Whether it holds up these days is another question, but let's not diminish nostalgia with cruel reality. No, let's forget that and, for the purposes of this review, assume that Inspector Gadget is the greatest cartoon ever created.

As such, it's about time they got around to making a game of it. As is only right, you get to play as Gadget himself, his sidekick Penny and Brains the dog. Dr. Claw has stolen a load of jewels from Buckingham Palace and as the bumbling, gadget-laden Inspector, it's up to you to get them back.

Very much the traditional side-scrolling action platformer, Inspector Gadget involves running and jumping across a handful of levels, always more-or-less trying to get from one end to the other. Most of the levels have a slightly open feel, leaving you to find a button or switch that opens a gate allowing you to move further on.

However, there's a good deal of variety from level to level. The environments move from one gaming staple to another, from castle to mine and so on. It all feels in character with the show though, with its self-consciously transparent manipulation of the central conceit, as Penny gives Brains that knowing look as if to say 'Oh dear, it's Dr Claw again, I wonder how Gadget'll fluff it up this time'.

The levels themselves are all filled with jewels and gold stolen from the palace, but these are really just score bonuses for the seasoned and/or obsessive gamer. You're not always just running about on your lonesome, either. In some levels, you tag-team between characters, as one opens gates for the other.

Then there's the mine shaft level where you control Gadget as he flies down the shaft on roller-skates, a scene that could easily have come from an episode of the show. Although not crammed with gadget-use, you do get to use Gadget's classic inflatable jacket, his trademark floaty umbrella and a mallet with which to whack nasties. Namco has quite clearly gone to some lengths to ensure that the game is more than just any old re-skinned generic platformer.

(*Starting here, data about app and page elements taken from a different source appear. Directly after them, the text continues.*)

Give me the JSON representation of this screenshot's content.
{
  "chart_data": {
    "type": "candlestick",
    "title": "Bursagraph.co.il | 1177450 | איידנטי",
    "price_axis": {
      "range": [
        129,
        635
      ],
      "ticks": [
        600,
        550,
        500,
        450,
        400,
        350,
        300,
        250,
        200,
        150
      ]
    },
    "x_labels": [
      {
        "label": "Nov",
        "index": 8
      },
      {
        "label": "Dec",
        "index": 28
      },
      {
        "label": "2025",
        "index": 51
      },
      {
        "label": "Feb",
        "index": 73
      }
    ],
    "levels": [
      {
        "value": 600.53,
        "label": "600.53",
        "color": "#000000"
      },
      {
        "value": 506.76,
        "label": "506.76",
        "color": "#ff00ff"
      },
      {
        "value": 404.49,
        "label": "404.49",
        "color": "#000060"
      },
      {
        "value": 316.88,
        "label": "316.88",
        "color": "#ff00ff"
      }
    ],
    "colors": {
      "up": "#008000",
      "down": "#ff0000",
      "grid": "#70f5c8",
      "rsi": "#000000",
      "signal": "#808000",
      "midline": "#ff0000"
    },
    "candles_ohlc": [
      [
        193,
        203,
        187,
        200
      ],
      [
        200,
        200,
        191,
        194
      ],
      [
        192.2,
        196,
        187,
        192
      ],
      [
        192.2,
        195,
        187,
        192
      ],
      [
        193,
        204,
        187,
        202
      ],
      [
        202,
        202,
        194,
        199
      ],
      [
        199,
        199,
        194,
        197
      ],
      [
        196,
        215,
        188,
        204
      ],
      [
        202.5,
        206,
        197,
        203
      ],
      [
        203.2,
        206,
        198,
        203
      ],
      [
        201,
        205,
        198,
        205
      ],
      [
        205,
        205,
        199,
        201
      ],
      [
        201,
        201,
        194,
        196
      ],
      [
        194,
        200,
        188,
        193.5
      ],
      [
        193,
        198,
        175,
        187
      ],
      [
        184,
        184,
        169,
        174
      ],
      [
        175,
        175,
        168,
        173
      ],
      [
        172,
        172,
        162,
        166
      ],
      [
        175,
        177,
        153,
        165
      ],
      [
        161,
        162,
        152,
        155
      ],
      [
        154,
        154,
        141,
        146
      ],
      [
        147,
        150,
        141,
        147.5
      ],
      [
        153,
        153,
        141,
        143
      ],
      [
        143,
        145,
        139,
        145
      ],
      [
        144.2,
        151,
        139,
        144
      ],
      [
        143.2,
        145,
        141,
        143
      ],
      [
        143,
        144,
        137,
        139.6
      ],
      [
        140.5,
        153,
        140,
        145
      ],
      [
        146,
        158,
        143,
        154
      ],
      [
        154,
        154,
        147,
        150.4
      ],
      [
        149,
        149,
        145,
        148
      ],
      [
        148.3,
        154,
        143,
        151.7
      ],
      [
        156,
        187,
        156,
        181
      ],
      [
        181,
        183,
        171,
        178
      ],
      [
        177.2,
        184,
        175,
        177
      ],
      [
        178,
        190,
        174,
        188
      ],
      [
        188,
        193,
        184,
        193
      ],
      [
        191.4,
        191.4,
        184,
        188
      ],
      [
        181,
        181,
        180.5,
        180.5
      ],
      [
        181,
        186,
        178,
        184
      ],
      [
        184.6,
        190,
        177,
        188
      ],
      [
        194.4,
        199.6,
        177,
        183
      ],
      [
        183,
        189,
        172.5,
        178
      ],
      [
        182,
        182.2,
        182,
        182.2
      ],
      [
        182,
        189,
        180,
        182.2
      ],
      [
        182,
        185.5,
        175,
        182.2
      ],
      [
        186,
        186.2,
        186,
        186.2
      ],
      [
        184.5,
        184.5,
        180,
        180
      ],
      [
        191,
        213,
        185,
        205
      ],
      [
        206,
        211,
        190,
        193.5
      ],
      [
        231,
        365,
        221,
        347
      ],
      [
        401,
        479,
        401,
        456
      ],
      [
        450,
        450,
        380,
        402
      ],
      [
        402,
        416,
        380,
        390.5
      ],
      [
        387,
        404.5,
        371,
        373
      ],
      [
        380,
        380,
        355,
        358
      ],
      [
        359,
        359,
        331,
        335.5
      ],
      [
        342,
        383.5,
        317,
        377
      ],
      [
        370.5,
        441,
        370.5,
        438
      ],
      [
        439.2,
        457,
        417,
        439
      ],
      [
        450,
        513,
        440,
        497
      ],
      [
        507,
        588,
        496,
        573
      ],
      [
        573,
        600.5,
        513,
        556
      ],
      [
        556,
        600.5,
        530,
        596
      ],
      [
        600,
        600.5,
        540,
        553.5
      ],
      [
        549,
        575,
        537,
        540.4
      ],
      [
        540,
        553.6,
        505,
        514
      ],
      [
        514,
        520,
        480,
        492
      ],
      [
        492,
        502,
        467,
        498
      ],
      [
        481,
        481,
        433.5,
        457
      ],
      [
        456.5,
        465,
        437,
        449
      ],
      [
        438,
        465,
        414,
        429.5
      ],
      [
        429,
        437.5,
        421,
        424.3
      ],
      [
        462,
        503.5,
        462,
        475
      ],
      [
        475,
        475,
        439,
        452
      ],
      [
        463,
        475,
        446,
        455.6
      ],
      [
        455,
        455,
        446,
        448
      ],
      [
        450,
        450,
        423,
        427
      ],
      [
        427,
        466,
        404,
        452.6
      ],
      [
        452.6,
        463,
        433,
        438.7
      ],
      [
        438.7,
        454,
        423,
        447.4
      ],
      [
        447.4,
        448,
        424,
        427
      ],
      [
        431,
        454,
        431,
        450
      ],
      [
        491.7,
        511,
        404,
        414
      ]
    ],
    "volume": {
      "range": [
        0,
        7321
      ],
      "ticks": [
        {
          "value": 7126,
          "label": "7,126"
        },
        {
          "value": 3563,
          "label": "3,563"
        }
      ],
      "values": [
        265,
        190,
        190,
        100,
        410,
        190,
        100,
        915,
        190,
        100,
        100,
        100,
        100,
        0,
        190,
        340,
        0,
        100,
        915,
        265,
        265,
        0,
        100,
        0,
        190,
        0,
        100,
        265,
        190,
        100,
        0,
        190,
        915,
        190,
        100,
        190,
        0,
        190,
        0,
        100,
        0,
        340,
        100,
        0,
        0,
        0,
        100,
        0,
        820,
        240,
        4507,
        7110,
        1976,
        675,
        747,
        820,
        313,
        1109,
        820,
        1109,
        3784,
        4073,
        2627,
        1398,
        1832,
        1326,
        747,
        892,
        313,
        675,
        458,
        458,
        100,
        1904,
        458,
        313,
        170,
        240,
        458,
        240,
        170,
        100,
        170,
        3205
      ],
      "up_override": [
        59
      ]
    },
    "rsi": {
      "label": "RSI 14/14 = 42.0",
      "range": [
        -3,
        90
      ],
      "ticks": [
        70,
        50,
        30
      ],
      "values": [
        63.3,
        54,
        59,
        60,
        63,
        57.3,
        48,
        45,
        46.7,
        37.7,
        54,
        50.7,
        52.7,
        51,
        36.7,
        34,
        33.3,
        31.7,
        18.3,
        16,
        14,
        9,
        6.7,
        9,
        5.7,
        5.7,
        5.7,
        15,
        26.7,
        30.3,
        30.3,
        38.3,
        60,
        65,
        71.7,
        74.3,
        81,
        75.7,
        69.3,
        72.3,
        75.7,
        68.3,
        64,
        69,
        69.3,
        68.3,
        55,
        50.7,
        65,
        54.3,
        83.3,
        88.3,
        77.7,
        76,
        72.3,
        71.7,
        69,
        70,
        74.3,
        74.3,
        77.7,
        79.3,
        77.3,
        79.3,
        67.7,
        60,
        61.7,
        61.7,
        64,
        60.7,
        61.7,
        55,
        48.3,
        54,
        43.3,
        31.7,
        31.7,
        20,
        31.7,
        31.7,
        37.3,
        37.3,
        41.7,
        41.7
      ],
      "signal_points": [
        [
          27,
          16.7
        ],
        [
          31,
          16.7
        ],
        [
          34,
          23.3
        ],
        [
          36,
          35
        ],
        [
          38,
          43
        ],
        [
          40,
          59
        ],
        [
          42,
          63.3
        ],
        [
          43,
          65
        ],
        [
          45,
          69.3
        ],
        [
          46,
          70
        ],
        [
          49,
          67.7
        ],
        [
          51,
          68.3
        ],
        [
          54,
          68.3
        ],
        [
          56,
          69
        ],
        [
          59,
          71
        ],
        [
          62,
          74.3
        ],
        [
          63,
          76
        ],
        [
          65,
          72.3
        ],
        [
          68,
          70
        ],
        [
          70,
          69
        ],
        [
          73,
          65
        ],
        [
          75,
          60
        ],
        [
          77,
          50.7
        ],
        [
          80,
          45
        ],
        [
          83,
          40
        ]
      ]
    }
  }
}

The visuals aren't stunning, but it looks attractive in a suitably retro fashion, and makes great use of the license. The cut scenes between each level also feature full-screen animations of the main characters, drawn to look almost exactly the way they did in the TV series. Fans should be pleased.

So far so Gadget, then, but there are some retro concessions that the game could perhaps have done without. Inspector Gadget plays much like a 16bit platformer. This isn't a complaint as such considering that the game is well put together enough to lack any negative signs of ageing, but the difficulty is a factor they've decided to carry over.

It's not so much that the levels are incredibly difficult, although they are tricky at times, but more that once you lose all your lives you have to start the game right from the beginning. There's also a Quick Play mode where you can play any level you've already reached in the main mode, but to actually make progress, it's back to the beginning each time. We can understand wanting to stick to a retro blueprint, but forgiveness is a virtue.

For those willing to stick with the game though, this difficulty factor will probably just make you appreciate each level even more. Sure, they're not spectacular feats of game design, but each one is different enough to stand alone as a little nugget within your gaming memory. Inspector Gadget is great for big fans of the series. For the rest of you, it's a good old-school entry into a genre whose parties are getting really quite crowded.